▼▼▼

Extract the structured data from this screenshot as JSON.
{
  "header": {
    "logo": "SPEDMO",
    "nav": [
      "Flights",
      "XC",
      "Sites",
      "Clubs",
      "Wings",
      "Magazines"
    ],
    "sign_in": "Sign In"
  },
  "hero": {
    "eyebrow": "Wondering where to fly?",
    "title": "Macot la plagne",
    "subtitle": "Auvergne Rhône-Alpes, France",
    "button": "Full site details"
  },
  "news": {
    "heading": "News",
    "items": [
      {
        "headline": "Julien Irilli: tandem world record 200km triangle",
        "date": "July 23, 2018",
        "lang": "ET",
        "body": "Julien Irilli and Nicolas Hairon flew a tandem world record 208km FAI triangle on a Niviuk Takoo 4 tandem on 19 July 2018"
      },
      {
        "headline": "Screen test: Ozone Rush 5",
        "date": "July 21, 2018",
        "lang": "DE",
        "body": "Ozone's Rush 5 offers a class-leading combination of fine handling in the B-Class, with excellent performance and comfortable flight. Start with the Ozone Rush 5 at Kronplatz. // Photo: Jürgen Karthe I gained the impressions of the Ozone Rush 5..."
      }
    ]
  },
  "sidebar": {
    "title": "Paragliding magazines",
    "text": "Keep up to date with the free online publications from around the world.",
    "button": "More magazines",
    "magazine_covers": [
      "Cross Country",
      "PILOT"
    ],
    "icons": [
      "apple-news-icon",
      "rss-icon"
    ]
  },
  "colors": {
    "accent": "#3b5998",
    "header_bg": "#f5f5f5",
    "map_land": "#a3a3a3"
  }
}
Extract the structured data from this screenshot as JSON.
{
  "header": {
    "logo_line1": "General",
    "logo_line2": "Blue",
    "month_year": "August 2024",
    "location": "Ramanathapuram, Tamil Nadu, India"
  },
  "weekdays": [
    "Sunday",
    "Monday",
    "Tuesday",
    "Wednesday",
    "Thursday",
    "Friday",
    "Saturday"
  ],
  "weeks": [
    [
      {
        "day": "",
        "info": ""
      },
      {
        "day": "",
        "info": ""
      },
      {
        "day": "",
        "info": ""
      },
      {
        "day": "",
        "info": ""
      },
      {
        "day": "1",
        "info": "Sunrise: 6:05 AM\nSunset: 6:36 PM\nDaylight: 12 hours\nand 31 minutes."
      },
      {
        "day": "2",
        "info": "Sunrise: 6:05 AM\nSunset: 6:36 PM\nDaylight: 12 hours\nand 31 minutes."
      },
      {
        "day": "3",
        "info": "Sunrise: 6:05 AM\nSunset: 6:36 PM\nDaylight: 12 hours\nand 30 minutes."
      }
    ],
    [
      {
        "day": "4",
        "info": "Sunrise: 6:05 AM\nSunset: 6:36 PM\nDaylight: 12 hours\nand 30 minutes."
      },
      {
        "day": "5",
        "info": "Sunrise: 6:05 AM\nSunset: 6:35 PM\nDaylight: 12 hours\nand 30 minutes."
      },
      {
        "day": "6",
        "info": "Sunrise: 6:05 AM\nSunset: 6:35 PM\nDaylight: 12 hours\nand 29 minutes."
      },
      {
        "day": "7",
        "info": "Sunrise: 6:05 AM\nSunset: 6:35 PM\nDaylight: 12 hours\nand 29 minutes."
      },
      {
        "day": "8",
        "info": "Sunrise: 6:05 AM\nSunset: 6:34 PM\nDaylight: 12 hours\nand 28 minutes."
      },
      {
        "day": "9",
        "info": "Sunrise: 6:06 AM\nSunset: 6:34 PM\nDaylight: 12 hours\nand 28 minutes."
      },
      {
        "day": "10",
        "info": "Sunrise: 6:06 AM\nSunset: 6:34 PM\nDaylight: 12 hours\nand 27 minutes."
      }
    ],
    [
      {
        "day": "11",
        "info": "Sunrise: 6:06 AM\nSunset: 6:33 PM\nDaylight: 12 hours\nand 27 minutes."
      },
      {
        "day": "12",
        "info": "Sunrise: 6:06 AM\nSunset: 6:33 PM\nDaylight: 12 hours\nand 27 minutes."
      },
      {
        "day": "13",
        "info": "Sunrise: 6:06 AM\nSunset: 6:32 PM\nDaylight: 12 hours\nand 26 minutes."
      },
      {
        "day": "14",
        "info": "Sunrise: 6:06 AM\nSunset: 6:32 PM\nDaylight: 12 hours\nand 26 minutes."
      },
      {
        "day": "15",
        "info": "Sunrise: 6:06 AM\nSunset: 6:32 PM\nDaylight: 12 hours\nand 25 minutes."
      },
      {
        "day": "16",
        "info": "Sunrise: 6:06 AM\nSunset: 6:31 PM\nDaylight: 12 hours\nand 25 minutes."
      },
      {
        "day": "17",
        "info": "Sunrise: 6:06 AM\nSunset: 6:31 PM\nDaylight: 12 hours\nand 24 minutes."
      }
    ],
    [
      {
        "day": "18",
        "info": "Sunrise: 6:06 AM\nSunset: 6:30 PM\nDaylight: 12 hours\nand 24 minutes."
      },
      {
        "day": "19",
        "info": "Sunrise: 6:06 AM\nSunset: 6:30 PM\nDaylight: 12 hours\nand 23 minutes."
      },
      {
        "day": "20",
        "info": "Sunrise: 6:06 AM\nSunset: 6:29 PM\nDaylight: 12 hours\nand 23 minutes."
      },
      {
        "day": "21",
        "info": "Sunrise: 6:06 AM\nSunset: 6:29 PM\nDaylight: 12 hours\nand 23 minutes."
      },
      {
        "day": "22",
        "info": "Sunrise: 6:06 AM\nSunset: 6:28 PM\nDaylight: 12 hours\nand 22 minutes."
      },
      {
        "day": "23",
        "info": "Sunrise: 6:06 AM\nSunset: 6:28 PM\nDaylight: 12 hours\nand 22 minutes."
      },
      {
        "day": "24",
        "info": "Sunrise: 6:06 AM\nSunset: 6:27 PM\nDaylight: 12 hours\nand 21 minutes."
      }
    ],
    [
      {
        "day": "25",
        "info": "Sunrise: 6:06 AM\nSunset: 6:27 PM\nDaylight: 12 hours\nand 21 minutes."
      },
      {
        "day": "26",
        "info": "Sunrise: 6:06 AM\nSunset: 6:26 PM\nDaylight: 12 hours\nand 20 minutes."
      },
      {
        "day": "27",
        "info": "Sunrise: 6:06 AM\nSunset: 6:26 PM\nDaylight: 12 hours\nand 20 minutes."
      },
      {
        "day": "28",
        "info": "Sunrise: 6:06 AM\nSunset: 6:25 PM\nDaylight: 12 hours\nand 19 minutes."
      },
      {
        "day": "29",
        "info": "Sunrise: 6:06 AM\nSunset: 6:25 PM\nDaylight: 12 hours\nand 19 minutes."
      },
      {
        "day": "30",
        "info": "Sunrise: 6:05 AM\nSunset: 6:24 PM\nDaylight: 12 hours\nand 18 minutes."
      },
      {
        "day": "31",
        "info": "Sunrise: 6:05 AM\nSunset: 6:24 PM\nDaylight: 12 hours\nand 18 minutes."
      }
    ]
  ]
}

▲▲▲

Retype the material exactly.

Extract the structured data from this screenshot as JSON.
{
  "header": {
    "logo": "SPEDMO",
    "nav": [
      "Flights",
      "XC",
      "Sites",
      "Clubs",
      "Wings",
      "Magazines"
    ],
    "sign_in": "Sign In"
  },
  "hero": {
    "eyebrow": "Wondering where to fly?",
    "title": "Macot la plagne",
    "subtitle": "Auvergne Rhône-Alpes, France",
    "button": "Full site details"
  },
  "news": {
    "heading": "News",
    "items": [
      {
        "headline": "Julien Irilli: tandem world record 200km triangle",
        "date": "July 23, 2018",
        "lang": "ET",
        "body": "Julien Irilli and Nicolas Hairon flew a tandem world record 208km FAI triangle on a Niviuk Takoo 4 tandem on 19 July 2018"
      },
      {
        "headline": "Screen test: Ozone Rush 5",
        "date": "July 21, 2018",
        "lang": "DE",
        "body": "Ozone's Rush 5 offers a class-leading combination of fine handling in the B-Class, with excellent performance and comfortable flight. Start with the Ozone Rush 5 at Kronplatz. // Photo: Jürgen Karthe I gained the impressions of the Ozone Rush 5..."
      }
    ]
  },
  "sidebar": {
    "title": "Paragliding magazines",
    "text": "Keep up to date with the free online publications from around the world.",
    "button": "More magazines",
    "magazine_covers": [
      "Cross Country",
      "PILOT"
    ],
    "icons": [
      "apple-news-icon",
      "rss-icon"
    ]
  },
  "colors": {
    "accent": "#3b5998",
    "header_bg": "#f5f5f5",
    "map_land": "#a3a3a3"
  }
}
Extract the structured data from this screenshot as JSON.
{
  "header": {
    "logo_line1": "General",
    "logo_line2": "Blue",
    "month_year": "August 2024",
    "location": "Ramanathapuram, Tamil Nadu, India"
  },
  "weekdays": [
    "Sunday",
    "Monday",
    "Tuesday",
    "Wednesday",
    "Thursday",
    "Friday",
    "Saturday"
  ],
  "weeks": [
    [
      {
        "day": "",
        "info": ""
      },
      {
        "day": "",
        "info": ""
      },
      {
        "day": "",
        "info": ""
      },
      {
        "day": "",
        "info": ""
      },
      {
        "day": "1",
        "info": "Sunrise: 6:05 AM\nSunset: 6:36 PM\nDaylight: 12 hours\nand 31 minutes."
      },
      {
        "day": "2",
        "info": "Sunrise: 6:05 AM\nSunset: 6:36 PM\nDaylight: 12 hours\nand 31 minutes."
      },
      {
        "day": "3",
        "info": "Sunrise: 6:05 AM\nSunset: 6:36 PM\nDaylight: 12 hours\nand 30 minutes."
      }
    ],
    [
      {
        "day": "4",
        "info": "Sunrise: 6:05 AM\nSunset: 6:36 PM\nDaylight: 12 hours\nand 30 minutes."
      },
      {
        "day": "5",
        "info": "Sunrise: 6:05 AM\nSunset: 6:35 PM\nDaylight: 12 hours\nand 30 minutes."
      },
      {
        "day": "6",
        "info": "Sunrise: 6:05 AM\nSunset: 6:35 PM\nDaylight: 12 hours\nand 29 minutes."
      },
      {
        "day": "7",
        "info": "Sunrise: 6:05 AM\nSunset: 6:35 PM\nDaylight: 12 hours\nand 29 minutes."
      },
      {
        "day": "8",
        "info": "Sunrise: 6:05 AM\nSunset: 6:34 PM\nDaylight: 12 hours\nand 28 minutes."
      },
      {
        "day": "9",
        "info": "Sunrise: 6:06 AM\nSunset: 6:34 PM\nDaylight: 12 hours\nand 28 minutes."
      },
      {
        "day": "10",
        "info": "Sunrise: 6:06 AM\nSunset: 6:34 PM\nDaylight: 12 hours\nand 27 minutes."
      }
    ],
    [
      {
        "day": "11",
        "info": "Sunrise: 6:06 AM\nSunset: 6:33 PM\nDaylight: 12 hours\nand 27 minutes."
      },
      {
        "day": "12",
        "info": "Sunrise: 6:06 AM\nSunset: 6:33 PM\nDaylight: 12 hours\nand 27 minutes."
      },
      {
        "day": "13",
        "info": "Sunrise: 6:06 AM\nSunset: 6:32 PM\nDaylight: 12 hours\nand 26 minutes."
      },
      {
        "day": "14",
        "info": "Sunrise: 6:06 AM\nSunset: 6:32 PM\nDaylight: 12 hours\nand 26 minutes."
      },
      {
        "day": "15",
        "info": "Sunrise: 6:06 AM\nSunset: 6:32 PM\nDaylight: 12 hours\nand 25 minutes."
      },
      {
        "day": "16",
        "info": "Sunrise: 6:06 AM\nSunset: 6:31 PM\nDaylight: 12 hours\nand 25 minutes."
      },
      {
        "day": "17",
        "info": "Sunrise: 6:06 AM\nSunset: 6:31 PM\nDaylight: 12 hours\nand 24 minutes."
      }
    ],
    [
      {
        "day": "18",
        "info": "Sunrise: 6:06 AM\nSunset: 6:30 PM\nDaylight: 12 hours\nand 24 minutes."
      },
      {
        "day": "19",
        "info": "Sunrise: 6:06 AM\nSunset: 6:30 PM\nDaylight: 12 hours\nand 23 minutes."
      },
      {
        "day": "20",
        "info": "Sunrise: 6:06 AM\nSunset: 6:29 PM\nDaylight: 12 hours\nand 23 minutes."
      },
      {
        "day": "21",
        "info": "Sunrise: 6:06 AM\nSunset: 6:29 PM\nDaylight: 12 hours\nand 23 minutes."
      },
      {
        "day": "22",
        "info": "Sunrise: 6:06 AM\nSunset: 6:28 PM\nDaylight: 12 hours\nand 22 minutes."
      },
      {
        "day": "23",
        "info": "Sunrise: 6:06 AM\nSunset: 6:28 PM\nDaylight: 12 hours\nand 22 minutes."
      },
      {
        "day": "24",
        "info": "Sunrise: 6:06 AM\nSunset: 6:27 PM\nDaylight: 12 hours\nand 21 minutes."
      }
    ],
    [
      {
        "day": "25",
        "info": "Sunrise: 6:06 AM\nSunset: 6:27 PM\nDaylight: 12 hours\nand 21 minutes."
      },
      {
        "day": "26",
        "info": "Sunrise: 6:06 AM\nSunset: 6:26 PM\nDaylight: 12 hours\nand 20 minutes."
      },
      {
        "day": "27",
        "info": "Sunrise: 6:06 AM\nSunset: 6:26 PM\nDaylight: 12 hours\nand 20 minutes."
      },
      {
        "day": "28",
        "info": "Sunrise: 6:06 AM\nSunset: 6:25 PM\nDaylight: 12 hours\nand 19 minutes."
      },
      {
        "day": "29",
        "info": "Sunrise: 6:06 AM\nSunset: 6:25 PM\nDaylight: 12 hours\nand 19 minutes."
      },
      {
        "day": "30",
        "info": "Sunrise: 6:05 AM\nSunset: 6:24 PM\nDaylight: 12 hours\nand 18 minutes."
      },
      {
        "day": "31",
        "info": "Sunrise: 6:05 AM\nSunset: 6:24 PM\nDaylight: 12 hours\nand 18 minutes."
      }
    ]
  ]
}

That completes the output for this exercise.